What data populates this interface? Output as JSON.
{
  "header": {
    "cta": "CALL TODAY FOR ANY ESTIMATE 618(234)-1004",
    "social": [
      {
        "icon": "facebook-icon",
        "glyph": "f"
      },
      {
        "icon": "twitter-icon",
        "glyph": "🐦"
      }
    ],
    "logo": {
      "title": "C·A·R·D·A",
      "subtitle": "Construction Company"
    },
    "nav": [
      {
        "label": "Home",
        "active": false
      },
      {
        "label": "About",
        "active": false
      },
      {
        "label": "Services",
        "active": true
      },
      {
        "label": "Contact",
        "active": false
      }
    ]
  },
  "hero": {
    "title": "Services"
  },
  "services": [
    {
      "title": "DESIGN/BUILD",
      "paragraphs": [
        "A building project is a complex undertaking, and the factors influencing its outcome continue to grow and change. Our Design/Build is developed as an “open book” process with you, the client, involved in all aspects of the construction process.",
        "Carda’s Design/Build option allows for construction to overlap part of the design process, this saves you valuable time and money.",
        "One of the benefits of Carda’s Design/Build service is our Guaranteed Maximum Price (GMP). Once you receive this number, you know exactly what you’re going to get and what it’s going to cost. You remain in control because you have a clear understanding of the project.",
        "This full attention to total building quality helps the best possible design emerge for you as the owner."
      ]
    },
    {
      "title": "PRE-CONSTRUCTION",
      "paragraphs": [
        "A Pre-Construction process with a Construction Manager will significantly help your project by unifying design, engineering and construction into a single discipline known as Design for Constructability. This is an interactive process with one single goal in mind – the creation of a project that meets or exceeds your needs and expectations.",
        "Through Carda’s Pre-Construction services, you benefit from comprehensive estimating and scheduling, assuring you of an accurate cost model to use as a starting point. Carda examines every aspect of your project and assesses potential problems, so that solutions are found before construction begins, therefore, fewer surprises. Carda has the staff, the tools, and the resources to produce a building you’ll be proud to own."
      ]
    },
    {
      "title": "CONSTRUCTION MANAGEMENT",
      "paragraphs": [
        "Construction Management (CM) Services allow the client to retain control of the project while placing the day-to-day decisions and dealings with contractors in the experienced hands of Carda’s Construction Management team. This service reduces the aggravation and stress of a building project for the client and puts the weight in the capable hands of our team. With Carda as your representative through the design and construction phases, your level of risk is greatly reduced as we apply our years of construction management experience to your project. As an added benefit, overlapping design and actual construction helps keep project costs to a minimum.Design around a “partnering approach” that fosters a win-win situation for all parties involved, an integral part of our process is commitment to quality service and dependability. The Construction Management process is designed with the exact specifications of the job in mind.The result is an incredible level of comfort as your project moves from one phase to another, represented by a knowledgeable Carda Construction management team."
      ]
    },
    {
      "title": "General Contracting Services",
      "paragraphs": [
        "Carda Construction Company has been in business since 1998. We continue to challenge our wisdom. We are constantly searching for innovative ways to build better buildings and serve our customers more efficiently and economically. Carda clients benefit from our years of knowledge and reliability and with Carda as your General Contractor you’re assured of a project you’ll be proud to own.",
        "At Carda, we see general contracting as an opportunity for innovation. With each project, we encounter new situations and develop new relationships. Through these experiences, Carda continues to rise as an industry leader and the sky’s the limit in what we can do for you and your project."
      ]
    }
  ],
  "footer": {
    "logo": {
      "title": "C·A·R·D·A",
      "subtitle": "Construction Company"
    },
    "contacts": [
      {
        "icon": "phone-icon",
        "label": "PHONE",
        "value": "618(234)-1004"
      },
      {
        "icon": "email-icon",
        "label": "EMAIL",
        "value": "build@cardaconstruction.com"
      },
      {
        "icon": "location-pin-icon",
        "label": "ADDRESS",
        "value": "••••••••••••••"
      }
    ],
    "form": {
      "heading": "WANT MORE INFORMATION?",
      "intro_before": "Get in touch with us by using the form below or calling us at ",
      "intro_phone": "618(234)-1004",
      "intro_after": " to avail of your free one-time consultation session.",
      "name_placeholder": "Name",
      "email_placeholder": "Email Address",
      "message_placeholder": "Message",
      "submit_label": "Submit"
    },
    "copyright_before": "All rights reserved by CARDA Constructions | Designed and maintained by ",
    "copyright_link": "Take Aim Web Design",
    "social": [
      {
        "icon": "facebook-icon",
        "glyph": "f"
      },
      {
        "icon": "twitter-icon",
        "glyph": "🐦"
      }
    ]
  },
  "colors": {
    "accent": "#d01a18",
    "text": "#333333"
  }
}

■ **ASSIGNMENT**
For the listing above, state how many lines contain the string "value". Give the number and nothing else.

■ **YOUR SOLUTION**
3